The next day was again “at sea” and our cabin staff brought us breakfast in bed. Omelettes arrived piping hot and beautifully presented, and sipping coffee on your own, sunny balcony with the coast of Australia slipping by is truly heavenly.
The schedule gave us just one day in Melbourne which was a pity. We decided to use the city’s clean, efficient trams and found our way to Old Melbourne Gaol, where Ned Kelly was hanged. Then it was out to the seaside suburb of St Kilda’s — home of the city’s original Jewish community — where we ate fresh marinaded fish, cooked to perfection and served at an outside table overlooking the beach.
Adelaide, the Australian city which is believed to most closely resemble England, is nicely laid out, with lots of green spaces, gardens and churches everywhere — in fact it is called the Church City.
We wandered around the grounds of Government House watching members of the Victoriana Society of South Australia dressed in period costume playing croquet on the lawns. Later in the day, the heat of Adelaide pretty much engulfed us as we walked through the Sunday market watching street entertainers, most of whom were engrossingly talented.
The ship’s final call was at Fremantle, the port city on the far west coast of Australia that sits handily close to Perth. We had a coffee on Fremantle’s Cappuccino Strip and then strolled to the station where we took a train into Perth, the most isolated big city in the world.
Despite its isolation, the atmosphere was buzzy and bustling. We took in the Western Australia Museum with its striking collection of Aboriginal artefacts and then, as the heat outdoors became intolerable, dashed into a fish-and-chip restaurant for some air conditioned lunch.
Four days at sea rounded off our nostalgic farewell to the QE2. During this time we crossed the Equator and sailed past a benign looking Krakatoa.
It has to be said that entertainment on board was of variable quality, indeed, fellow passengers Richard and Barry Wright, Jewish brothers from Cape Cod, who had been backing singers for performers such as Frank Sinatra and Dean Martin, were deprecating about the quality. On our first evening, we saw Syd Little, of Little and Large fame. To say he was less than fab would be an understatement. On one of the at-sea days there was a truncated performance of Macbeth by four ex-RADA students, who also did a drama workshop for passengers. On another evening we saw a magician-cum-comic called Mel Mellers who had our vote as the best entertainer in our two weeks on board.
Apart from a great snapshot of Australia, we have great memories of the send-off she was given at every Australian port. Clearly, she is held in huge affection by the Aussies and at every port we sailed from there were waving crowds, balloons and small boats bidding farewell to QE2.
Indeed, at times we were quite emotional ourselves, realising that this was the last trip to the southern hemisphere for the fine but superseded ship before she heads for her final berth in Dubai in November.

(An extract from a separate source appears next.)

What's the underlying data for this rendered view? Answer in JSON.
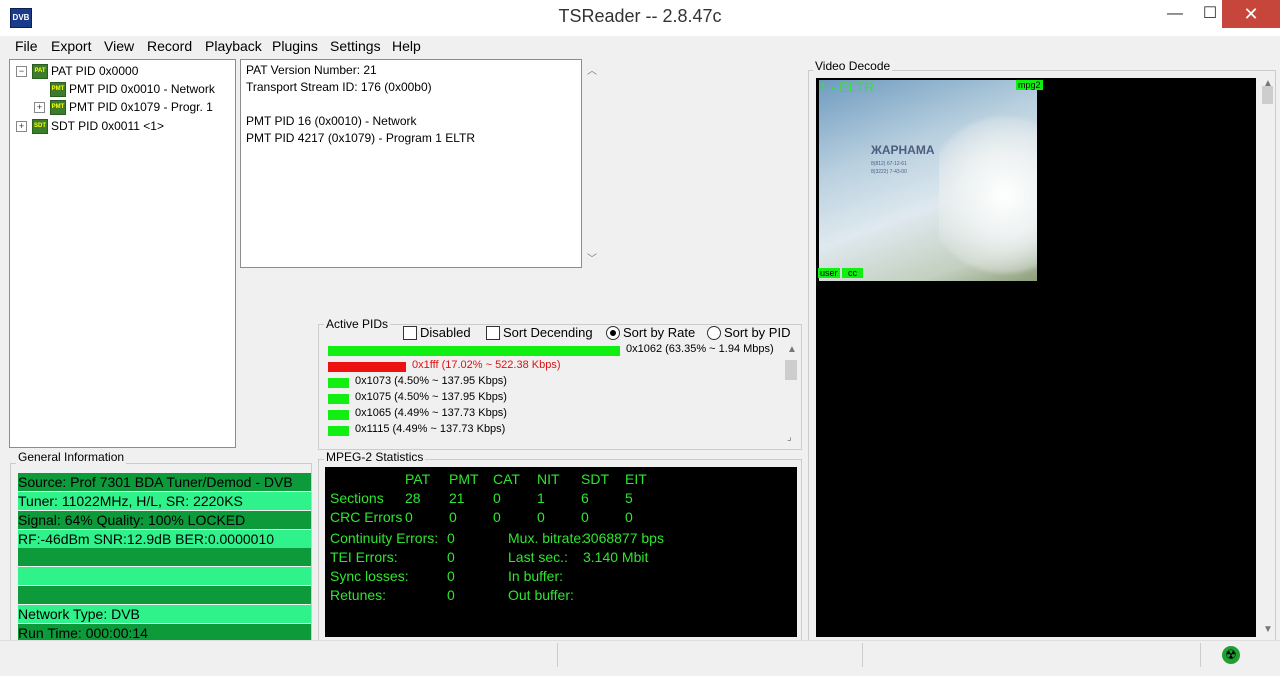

Queen Elizabeth 2 (www.cunard.co.uk; 0845 678 0013) has a full programme of cruises in the Mediterranean, British Isles, Northern Europe and across the Atlantic from now until the final 16-day cruise in November to Dubai, where she will be permanently berthed. Many sailings are round-trip, from Southampton. Prices are from £1,057 per person for a three-night cruise, and from £1,524 for a 10-night Mediterranean cruise